The Court of Protection recently ruled that the wife of a man who lacked capacity and was dying following a traumatic brain injury could request the retrieval of sperm from her husband in order to complete the IVF treatment that they were undergoing at the time of his accident.
The man in question was unable to make decisions for himself following the accident earlier this year. His wife therefore made an emergency application to the Court of Protection with the aim of being able to finish the fertility treatment they had already agreed to undertake together.
Mrs Justice Gwynneth Knowles heard applications from lawyers representing the wife, and also lawyers representing her husband, as well as the doctors involved and from the Human Fertilisation and Embryology Authority. All of them supported the application of the wife. Ultimately, the wife was granted permission to have her husband’s sperm retrieved and stored before he died.
The judge said she was satisfied that the man would have wanted his sperm to be retrieved and stored so that it could be used to allow his wife to conceive, if he had been able to make decisions for himself. The husband has since died.

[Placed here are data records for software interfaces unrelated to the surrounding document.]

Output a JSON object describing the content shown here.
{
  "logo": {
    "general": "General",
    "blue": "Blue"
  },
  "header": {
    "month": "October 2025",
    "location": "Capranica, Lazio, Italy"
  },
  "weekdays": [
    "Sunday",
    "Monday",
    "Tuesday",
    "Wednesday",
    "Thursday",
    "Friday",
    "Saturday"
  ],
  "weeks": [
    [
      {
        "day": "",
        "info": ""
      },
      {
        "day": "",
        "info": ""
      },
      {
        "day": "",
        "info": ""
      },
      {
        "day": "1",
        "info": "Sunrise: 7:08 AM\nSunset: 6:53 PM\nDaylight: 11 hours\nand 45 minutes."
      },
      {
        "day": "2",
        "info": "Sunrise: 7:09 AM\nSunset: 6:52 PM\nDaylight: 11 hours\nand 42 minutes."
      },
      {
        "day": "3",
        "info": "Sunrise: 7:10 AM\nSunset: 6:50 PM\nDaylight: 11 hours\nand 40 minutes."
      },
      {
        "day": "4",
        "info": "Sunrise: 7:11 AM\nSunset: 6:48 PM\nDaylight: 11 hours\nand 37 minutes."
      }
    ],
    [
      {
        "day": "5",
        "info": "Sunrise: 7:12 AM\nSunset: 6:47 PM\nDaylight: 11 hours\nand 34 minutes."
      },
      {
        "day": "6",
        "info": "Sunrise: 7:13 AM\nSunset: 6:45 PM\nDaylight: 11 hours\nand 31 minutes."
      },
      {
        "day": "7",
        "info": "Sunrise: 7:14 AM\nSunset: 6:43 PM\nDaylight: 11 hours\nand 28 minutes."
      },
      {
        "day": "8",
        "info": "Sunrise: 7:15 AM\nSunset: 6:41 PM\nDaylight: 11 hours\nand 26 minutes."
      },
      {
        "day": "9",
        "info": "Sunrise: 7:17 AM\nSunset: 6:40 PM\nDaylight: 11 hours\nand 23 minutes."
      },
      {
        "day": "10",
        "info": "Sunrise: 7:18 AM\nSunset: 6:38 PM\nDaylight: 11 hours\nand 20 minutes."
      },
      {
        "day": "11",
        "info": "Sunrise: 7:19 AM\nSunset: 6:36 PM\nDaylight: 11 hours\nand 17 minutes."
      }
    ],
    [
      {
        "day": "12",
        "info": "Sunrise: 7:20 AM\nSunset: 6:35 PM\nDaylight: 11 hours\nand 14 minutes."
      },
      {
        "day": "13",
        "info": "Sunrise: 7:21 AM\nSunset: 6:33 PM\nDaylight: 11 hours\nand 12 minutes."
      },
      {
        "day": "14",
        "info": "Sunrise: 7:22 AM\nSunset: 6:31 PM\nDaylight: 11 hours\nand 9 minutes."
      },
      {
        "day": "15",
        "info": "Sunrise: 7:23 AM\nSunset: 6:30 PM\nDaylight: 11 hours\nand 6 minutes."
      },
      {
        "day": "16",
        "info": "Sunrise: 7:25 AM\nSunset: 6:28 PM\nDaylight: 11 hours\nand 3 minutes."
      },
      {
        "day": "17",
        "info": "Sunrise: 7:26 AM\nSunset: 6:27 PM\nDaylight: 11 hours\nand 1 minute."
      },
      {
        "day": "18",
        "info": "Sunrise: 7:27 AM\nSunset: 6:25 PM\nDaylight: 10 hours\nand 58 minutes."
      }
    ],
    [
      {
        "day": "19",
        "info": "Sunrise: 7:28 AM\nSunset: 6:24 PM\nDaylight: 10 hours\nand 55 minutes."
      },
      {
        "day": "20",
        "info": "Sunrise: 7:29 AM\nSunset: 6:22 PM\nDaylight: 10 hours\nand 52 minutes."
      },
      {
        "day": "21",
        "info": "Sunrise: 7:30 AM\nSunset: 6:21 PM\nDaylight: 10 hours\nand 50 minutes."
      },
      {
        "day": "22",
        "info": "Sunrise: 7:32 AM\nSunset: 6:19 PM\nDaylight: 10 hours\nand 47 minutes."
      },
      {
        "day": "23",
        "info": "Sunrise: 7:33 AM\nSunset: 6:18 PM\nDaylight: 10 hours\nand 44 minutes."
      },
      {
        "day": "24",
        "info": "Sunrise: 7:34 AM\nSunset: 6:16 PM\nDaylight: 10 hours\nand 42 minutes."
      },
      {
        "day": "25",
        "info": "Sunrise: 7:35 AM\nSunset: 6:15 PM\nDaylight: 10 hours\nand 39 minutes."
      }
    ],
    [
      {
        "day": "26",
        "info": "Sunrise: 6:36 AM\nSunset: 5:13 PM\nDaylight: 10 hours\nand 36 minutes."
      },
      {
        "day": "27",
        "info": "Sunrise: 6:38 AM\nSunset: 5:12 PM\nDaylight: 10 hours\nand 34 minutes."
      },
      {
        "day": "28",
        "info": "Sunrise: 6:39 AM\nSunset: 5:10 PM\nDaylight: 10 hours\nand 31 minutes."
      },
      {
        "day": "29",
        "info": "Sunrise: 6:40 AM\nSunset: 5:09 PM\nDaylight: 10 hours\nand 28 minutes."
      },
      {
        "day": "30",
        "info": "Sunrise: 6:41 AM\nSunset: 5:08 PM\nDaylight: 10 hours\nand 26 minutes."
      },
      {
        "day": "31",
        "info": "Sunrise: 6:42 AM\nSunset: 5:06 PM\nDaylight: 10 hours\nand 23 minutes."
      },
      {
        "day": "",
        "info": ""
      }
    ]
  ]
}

The judge’s ruling was described as ‘enlightened and constructive’ by the law firm who represented the wife. This decision underlines the great breadth of work that the Court of Protection processes every day, and also demonstrates how well the court will respond to an emergency application from a person who needs their assistance.